PROBLEM STATEMENT
Identify, in the records below, every line where the string "author" appears, and copy each such line.

───── DATASET EXTRACT

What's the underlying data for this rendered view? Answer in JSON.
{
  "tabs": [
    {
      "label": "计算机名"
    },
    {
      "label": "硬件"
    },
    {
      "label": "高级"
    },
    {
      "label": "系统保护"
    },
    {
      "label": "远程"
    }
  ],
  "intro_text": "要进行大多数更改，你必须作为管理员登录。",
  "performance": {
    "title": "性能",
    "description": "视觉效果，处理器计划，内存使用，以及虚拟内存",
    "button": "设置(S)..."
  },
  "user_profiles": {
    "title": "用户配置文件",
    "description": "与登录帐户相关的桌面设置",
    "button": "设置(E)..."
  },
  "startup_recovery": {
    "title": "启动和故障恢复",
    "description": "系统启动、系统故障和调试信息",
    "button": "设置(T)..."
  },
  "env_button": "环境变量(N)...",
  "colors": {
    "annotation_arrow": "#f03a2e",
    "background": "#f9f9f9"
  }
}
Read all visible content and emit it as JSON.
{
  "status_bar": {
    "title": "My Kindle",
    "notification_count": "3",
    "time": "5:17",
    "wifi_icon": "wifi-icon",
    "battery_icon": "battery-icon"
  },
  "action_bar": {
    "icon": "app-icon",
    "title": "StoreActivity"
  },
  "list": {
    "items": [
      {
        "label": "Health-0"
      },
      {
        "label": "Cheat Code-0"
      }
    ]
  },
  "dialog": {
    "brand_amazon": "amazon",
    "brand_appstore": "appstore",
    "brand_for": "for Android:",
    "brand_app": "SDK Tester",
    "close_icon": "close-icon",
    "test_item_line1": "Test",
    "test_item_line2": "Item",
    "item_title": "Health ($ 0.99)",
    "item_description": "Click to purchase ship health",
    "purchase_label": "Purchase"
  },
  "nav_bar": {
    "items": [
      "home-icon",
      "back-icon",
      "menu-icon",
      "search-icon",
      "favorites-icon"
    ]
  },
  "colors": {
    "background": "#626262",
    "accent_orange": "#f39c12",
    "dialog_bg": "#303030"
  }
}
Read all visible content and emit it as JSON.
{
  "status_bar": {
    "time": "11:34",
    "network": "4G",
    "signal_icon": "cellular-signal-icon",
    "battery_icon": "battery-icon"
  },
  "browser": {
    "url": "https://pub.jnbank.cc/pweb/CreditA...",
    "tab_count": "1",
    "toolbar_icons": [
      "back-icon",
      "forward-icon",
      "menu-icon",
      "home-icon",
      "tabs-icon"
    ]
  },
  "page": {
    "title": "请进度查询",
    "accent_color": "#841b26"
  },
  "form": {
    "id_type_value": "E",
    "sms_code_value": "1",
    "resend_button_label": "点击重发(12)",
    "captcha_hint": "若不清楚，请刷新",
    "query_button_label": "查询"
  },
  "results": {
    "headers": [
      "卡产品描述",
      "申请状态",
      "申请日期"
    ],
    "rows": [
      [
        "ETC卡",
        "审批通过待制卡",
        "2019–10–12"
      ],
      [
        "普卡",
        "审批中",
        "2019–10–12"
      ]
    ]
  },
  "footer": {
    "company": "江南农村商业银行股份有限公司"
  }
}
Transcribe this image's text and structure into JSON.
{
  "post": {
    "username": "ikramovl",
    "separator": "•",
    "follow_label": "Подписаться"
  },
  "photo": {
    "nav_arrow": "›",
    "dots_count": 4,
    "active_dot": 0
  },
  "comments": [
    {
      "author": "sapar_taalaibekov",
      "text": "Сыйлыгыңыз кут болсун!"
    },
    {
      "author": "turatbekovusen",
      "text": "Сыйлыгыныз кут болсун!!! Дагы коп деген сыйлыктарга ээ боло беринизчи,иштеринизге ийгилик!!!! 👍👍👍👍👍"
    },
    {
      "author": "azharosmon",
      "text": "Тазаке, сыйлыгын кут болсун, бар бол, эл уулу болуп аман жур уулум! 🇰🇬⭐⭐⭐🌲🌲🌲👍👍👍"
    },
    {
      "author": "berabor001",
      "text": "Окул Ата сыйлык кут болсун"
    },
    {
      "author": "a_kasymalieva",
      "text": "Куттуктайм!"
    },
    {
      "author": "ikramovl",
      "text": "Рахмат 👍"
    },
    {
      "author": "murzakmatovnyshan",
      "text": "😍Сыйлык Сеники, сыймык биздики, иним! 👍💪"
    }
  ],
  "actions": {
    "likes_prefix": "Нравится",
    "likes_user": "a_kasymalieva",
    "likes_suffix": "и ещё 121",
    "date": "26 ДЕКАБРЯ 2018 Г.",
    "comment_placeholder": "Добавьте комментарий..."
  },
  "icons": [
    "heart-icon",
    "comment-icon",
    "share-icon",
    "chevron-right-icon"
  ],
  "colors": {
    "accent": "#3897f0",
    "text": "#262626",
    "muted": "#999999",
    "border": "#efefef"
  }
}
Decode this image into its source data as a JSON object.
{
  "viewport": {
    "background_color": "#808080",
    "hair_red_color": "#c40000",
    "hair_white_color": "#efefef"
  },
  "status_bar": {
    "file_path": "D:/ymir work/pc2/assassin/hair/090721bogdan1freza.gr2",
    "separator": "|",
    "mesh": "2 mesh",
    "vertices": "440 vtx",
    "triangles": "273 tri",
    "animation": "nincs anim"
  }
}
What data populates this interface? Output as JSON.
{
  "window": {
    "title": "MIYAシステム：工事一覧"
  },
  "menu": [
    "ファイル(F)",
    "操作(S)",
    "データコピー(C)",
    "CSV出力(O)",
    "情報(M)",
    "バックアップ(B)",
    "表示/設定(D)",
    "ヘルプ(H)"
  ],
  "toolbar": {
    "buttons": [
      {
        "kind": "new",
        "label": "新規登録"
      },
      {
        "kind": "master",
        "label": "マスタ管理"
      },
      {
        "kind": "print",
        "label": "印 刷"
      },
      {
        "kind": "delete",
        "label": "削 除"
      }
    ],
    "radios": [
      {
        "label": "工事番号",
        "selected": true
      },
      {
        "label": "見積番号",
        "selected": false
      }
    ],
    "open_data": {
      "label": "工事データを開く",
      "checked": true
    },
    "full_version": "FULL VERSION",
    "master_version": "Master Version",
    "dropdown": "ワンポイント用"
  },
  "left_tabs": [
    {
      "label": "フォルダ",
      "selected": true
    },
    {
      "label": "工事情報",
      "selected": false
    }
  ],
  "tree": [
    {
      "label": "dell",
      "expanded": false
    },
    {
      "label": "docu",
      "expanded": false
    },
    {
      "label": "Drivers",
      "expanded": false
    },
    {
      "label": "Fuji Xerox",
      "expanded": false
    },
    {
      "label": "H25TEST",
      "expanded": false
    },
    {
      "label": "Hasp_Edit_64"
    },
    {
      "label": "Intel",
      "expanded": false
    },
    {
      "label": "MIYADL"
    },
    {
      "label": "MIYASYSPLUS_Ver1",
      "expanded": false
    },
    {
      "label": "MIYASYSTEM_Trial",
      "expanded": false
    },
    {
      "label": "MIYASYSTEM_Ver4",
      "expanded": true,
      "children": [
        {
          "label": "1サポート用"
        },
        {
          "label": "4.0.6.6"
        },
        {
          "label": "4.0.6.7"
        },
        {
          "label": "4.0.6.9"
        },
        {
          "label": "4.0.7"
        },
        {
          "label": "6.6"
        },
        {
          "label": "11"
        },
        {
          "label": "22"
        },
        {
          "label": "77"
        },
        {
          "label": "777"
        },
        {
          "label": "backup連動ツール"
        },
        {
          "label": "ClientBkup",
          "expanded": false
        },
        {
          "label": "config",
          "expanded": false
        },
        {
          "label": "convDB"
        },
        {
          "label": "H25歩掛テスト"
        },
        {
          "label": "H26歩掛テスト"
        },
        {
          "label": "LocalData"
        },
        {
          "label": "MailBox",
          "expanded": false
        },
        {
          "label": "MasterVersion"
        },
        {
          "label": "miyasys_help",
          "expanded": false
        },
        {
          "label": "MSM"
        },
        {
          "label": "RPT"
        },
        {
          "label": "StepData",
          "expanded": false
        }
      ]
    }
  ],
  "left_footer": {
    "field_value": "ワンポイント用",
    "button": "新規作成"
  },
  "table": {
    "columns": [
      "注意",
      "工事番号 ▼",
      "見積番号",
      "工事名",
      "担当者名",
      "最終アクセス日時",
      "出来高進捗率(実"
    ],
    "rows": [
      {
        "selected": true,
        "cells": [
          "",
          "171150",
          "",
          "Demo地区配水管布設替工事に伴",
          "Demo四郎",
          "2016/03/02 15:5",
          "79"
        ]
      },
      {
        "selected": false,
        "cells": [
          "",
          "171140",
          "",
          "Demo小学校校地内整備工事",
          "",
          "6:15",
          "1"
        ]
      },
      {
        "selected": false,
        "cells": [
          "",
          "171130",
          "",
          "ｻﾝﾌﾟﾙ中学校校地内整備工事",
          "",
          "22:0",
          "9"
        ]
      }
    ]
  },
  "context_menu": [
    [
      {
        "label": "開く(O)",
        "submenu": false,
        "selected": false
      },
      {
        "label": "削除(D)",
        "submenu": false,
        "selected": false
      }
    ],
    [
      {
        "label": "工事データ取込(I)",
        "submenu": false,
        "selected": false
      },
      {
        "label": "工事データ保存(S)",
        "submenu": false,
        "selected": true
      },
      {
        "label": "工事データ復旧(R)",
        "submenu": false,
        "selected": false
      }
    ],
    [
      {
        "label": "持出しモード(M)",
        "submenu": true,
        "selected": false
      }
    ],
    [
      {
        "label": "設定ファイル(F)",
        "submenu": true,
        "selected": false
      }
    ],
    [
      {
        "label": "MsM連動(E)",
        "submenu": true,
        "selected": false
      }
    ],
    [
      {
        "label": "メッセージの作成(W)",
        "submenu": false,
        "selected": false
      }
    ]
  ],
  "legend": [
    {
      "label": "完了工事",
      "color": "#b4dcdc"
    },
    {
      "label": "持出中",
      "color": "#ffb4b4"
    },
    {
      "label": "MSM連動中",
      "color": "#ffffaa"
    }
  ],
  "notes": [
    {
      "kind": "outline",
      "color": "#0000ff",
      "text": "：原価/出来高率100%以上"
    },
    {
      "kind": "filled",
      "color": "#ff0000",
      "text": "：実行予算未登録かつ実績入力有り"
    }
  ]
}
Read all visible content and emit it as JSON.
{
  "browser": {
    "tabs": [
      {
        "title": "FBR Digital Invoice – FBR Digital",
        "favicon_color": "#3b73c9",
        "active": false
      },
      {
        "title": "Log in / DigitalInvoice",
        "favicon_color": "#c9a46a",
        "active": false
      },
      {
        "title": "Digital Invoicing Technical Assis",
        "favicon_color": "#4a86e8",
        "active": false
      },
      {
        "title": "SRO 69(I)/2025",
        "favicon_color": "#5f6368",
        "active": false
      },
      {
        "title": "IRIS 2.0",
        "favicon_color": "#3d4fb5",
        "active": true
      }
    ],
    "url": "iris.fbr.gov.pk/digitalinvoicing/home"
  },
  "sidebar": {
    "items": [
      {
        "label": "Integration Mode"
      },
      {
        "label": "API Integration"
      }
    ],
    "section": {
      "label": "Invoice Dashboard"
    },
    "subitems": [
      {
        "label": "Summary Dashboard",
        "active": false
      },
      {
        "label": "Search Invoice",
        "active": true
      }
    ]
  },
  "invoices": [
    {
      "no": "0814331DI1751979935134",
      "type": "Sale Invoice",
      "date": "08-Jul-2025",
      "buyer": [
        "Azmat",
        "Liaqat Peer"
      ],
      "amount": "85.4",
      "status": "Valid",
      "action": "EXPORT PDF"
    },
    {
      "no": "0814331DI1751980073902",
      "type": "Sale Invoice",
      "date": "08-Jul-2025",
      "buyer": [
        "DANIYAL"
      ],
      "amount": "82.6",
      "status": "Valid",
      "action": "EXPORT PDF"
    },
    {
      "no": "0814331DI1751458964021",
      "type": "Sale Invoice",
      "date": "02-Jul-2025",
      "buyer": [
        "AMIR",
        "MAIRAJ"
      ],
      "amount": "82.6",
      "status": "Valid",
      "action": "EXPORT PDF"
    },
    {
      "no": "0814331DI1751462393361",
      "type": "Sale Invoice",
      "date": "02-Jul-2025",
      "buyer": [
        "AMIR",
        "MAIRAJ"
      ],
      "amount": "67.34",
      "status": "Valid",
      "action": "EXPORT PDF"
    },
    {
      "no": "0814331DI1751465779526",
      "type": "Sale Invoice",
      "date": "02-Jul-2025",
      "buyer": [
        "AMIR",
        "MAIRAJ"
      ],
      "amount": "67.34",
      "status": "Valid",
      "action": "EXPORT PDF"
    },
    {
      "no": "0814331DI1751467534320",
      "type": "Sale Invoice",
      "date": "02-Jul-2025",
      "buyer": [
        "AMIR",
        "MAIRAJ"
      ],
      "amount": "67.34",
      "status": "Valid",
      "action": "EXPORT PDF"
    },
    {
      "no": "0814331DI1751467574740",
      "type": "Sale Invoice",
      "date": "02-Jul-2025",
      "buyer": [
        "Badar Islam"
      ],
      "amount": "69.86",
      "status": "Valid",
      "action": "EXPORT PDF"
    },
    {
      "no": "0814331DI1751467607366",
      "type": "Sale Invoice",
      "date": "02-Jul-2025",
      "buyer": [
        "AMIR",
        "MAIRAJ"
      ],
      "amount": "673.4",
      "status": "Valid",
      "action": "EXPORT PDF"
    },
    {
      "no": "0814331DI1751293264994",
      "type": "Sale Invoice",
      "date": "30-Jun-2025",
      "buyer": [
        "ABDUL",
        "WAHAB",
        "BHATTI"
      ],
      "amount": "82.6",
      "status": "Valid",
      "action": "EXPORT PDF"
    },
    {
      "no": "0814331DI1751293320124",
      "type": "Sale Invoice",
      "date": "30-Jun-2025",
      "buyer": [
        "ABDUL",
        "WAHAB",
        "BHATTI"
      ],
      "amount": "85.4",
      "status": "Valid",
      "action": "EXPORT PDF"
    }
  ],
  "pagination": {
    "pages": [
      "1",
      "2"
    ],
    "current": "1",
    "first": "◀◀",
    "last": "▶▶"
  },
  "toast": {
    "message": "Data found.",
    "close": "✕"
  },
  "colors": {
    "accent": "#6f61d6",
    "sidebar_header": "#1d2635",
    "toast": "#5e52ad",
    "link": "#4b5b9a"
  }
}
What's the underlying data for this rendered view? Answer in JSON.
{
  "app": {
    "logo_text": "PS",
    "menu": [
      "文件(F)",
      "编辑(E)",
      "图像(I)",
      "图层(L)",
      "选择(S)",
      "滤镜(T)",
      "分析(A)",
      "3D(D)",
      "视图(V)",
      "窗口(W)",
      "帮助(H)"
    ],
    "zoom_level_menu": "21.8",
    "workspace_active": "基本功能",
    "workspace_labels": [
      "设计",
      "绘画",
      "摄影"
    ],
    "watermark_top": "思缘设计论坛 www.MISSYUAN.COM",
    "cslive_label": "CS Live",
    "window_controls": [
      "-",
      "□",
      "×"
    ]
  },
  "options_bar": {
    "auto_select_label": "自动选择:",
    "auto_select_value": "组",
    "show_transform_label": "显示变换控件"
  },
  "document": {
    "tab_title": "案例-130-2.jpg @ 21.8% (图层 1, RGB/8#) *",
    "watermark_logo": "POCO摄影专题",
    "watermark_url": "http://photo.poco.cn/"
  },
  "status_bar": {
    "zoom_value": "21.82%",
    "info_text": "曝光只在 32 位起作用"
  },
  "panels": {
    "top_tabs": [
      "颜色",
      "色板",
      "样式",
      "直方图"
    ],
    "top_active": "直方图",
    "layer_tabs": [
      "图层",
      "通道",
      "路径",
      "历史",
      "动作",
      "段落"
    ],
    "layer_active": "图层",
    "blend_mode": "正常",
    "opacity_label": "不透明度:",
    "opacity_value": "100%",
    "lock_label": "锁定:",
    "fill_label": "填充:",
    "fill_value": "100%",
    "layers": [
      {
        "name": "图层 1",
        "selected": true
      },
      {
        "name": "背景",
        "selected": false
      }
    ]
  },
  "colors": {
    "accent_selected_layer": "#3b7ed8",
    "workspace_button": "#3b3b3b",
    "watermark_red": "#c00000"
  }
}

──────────

RESULT
      "author": "sapar_taalaibekov",
      "author": "turatbekovusen",
      "author": "azharosmon",
      "author": "berabor001",
      "author": "a_kasymalieva",
      "author": "ikramovl",
      "author": "murzakmatovnyshan",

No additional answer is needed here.